__Data__.
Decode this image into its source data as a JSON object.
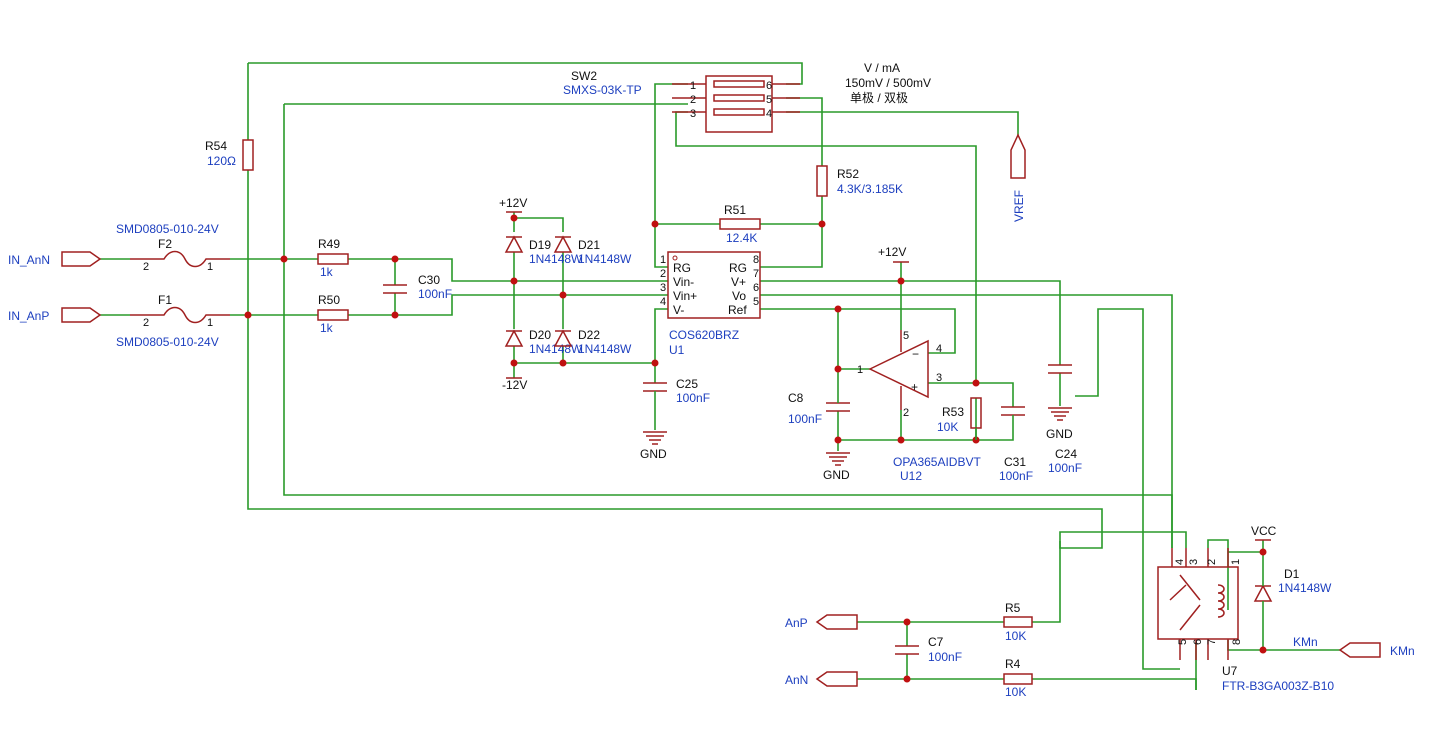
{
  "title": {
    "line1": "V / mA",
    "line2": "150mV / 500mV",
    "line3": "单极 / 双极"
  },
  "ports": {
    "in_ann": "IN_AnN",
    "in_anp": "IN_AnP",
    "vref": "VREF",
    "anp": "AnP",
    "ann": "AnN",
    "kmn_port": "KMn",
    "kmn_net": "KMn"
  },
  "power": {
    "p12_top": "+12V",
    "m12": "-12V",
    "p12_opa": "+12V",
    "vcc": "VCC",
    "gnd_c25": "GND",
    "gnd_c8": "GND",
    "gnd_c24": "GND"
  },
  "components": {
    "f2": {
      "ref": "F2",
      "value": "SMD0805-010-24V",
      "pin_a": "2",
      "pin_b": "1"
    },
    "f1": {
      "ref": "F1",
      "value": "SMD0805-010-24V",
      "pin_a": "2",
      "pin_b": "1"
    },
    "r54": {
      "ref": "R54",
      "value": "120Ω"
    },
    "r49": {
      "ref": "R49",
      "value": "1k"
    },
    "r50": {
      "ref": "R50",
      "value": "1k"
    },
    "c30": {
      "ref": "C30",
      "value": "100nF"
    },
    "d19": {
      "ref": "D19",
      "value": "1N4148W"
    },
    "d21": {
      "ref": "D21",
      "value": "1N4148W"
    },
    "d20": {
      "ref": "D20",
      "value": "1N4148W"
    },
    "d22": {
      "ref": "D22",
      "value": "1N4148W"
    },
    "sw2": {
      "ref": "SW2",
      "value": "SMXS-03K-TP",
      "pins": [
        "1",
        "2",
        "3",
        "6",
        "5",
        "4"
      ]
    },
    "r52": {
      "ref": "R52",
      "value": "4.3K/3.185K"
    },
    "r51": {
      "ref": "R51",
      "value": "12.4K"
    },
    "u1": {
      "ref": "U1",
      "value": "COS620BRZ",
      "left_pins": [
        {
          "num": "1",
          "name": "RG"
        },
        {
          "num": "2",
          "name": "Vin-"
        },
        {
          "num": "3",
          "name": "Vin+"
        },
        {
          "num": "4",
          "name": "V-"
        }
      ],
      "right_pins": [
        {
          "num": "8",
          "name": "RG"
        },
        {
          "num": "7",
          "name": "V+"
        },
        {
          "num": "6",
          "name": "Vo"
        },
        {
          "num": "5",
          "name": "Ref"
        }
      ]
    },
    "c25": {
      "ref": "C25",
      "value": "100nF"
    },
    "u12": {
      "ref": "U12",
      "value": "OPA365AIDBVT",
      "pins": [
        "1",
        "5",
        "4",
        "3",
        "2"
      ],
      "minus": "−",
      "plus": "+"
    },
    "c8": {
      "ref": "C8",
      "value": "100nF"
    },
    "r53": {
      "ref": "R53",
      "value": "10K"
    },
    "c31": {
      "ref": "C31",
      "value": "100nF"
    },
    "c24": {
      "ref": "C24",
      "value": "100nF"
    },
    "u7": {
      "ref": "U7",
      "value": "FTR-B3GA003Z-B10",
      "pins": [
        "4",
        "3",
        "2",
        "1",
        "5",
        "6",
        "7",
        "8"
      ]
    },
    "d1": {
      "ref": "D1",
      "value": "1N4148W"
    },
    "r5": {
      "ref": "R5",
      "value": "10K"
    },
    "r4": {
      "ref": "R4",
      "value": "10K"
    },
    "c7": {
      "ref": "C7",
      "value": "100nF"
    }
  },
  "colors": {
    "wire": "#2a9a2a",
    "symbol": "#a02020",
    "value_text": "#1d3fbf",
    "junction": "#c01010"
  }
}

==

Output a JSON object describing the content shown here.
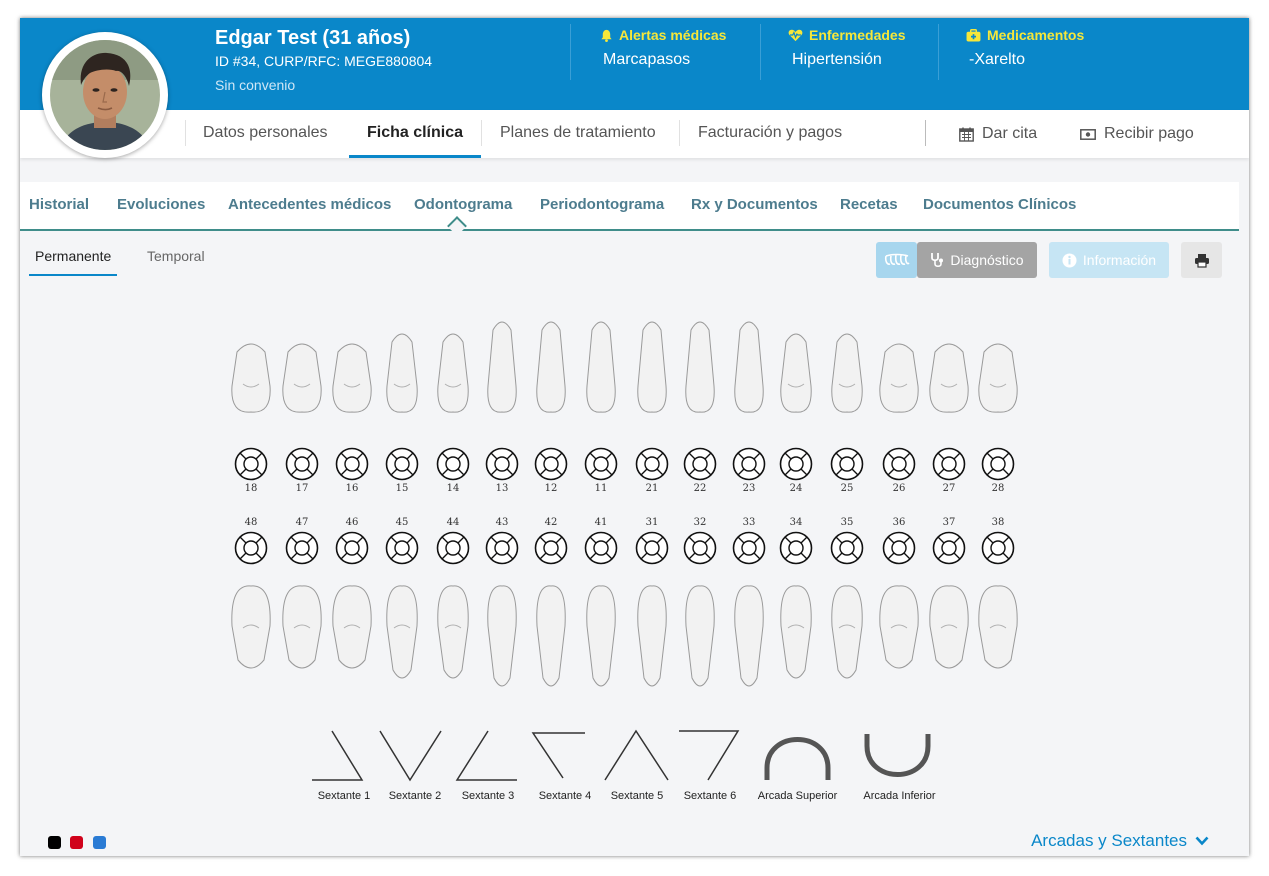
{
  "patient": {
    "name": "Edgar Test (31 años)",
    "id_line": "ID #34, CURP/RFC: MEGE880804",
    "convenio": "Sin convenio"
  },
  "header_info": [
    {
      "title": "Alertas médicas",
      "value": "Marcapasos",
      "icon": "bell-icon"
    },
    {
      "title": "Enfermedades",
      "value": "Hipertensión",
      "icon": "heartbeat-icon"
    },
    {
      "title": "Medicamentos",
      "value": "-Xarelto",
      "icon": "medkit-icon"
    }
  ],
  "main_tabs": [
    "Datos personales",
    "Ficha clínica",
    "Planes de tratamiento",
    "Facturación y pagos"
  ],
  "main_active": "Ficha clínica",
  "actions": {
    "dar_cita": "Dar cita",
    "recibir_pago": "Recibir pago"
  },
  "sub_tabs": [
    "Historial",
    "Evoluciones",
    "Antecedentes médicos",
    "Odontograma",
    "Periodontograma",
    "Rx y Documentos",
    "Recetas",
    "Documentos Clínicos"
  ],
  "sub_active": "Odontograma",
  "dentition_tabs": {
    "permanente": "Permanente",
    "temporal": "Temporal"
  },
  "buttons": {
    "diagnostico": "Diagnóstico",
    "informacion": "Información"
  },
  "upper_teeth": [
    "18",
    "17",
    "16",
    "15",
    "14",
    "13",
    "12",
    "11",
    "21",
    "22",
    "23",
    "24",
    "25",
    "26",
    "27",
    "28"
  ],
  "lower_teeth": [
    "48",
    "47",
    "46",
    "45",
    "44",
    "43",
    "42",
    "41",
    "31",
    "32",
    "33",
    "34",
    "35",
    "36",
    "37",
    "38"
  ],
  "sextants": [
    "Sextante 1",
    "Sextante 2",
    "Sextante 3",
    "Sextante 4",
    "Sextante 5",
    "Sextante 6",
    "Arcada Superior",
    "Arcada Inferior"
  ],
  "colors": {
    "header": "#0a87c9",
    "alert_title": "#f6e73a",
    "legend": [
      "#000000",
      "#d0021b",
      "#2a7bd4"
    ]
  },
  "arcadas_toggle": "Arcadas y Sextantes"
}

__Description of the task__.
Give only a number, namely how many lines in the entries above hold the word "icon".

__Written solution__.
3